_What to produce_: Exactly what is written in the records below should be returned, minus the images.

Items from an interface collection

Content starts

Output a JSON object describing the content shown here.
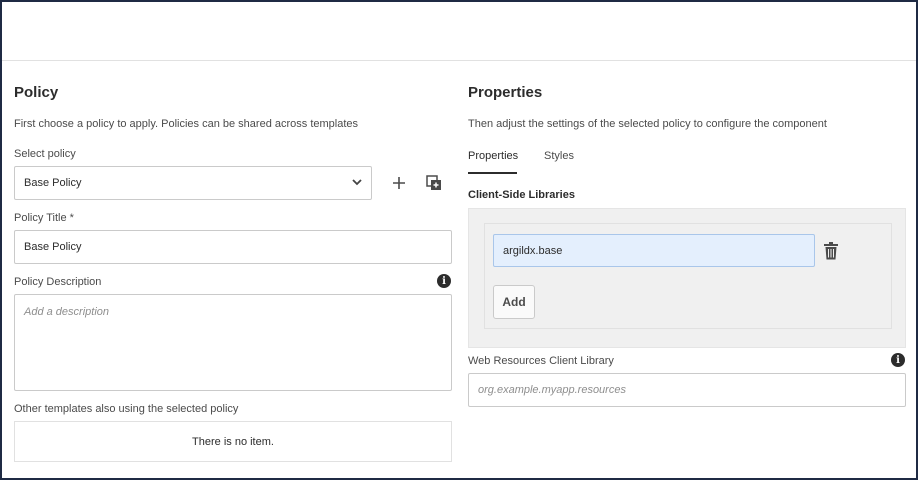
{
  "policy": {
    "heading": "Policy",
    "subtitle": "First choose a policy to apply. Policies can be shared across templates",
    "select_label": "Select policy",
    "select_value": "Base Policy",
    "title_label": "Policy Title *",
    "title_value": "Base Policy",
    "description_label": "Policy Description",
    "description_placeholder": "Add a description",
    "other_templates_label": "Other templates also using the selected policy",
    "no_item_text": "There is no item."
  },
  "properties": {
    "heading": "Properties",
    "subtitle": "Then adjust the settings of the selected policy to configure the component",
    "tabs": [
      {
        "label": "Properties",
        "active": true
      },
      {
        "label": "Styles",
        "active": false
      }
    ],
    "client_libs_title": "Client-Side Libraries",
    "client_libs": [
      {
        "value": "argildx.base"
      }
    ],
    "add_label": "Add",
    "web_resources_label": "Web Resources Client Library",
    "web_resources_placeholder": "org.example.myapp.resources"
  },
  "icons": {
    "dropdown": "chevron-down-icon",
    "add": "plus-icon",
    "copy": "duplicate-icon",
    "info": "info-icon",
    "delete": "trash-icon"
  }
}
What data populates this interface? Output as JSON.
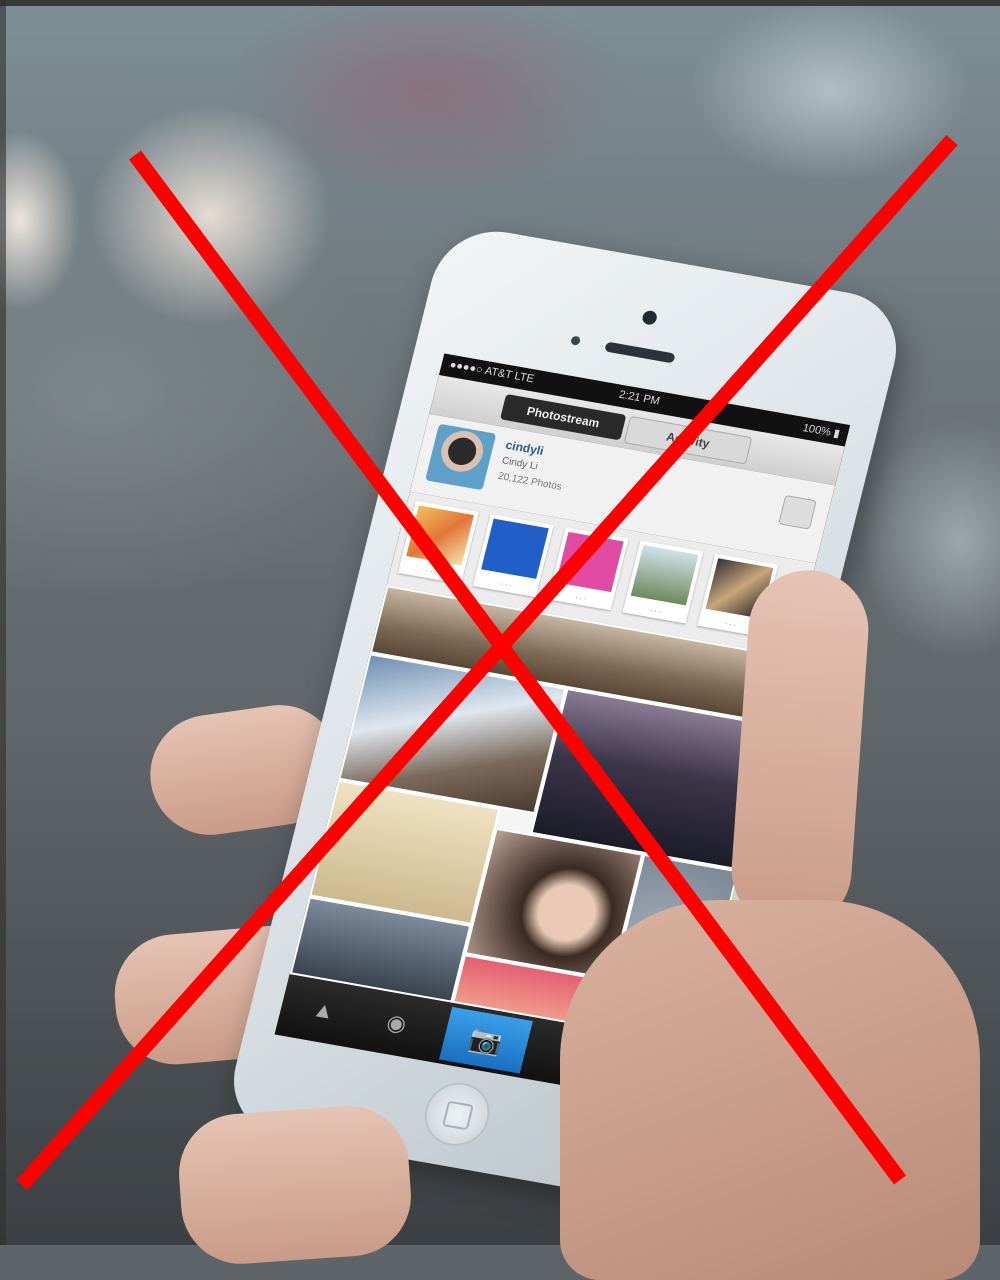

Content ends

_Written response_:
Output a JSON object describing the content shown here.
{
  "policy": {
    "heading": "Policy",
    "subtitle": "First choose a policy to apply. Policies can be shared across templates",
    "select_label": "Select policy",
    "select_value": "Base Policy",
    "title_label": "Policy Title *",
    "title_value": "Base Policy",
    "description_label": "Policy Description",
    "description_placeholder": "Add a description",
    "other_templates_label": "Other templates also using the selected policy",
    "no_item_text": "There is no item."
  },
  "properties": {
    "heading": "Properties",
    "subtitle": "Then adjust the settings of the selected policy to configure the component",
    "tabs": [
      {
        "label": "Properties",
        "active": true
      },
      {
        "label": "Styles",
        "active": false
      }
    ],
    "client_libs_title": "Client-Side Libraries",
    "client_libs": [
      {
        "value": "argildx.base"
      }
    ],
    "add_label": "Add",
    "web_resources_label": "Web Resources Client Library",
    "web_resources_placeholder": "org.example.myapp.resources"
  },
  "icons": {
    "dropdown": "chevron-down-icon",
    "add": "plus-icon",
    "copy": "duplicate-icon",
    "info": "info-icon",
    "delete": "trash-icon"
  }
}
What data populates this interface? Output as JSON.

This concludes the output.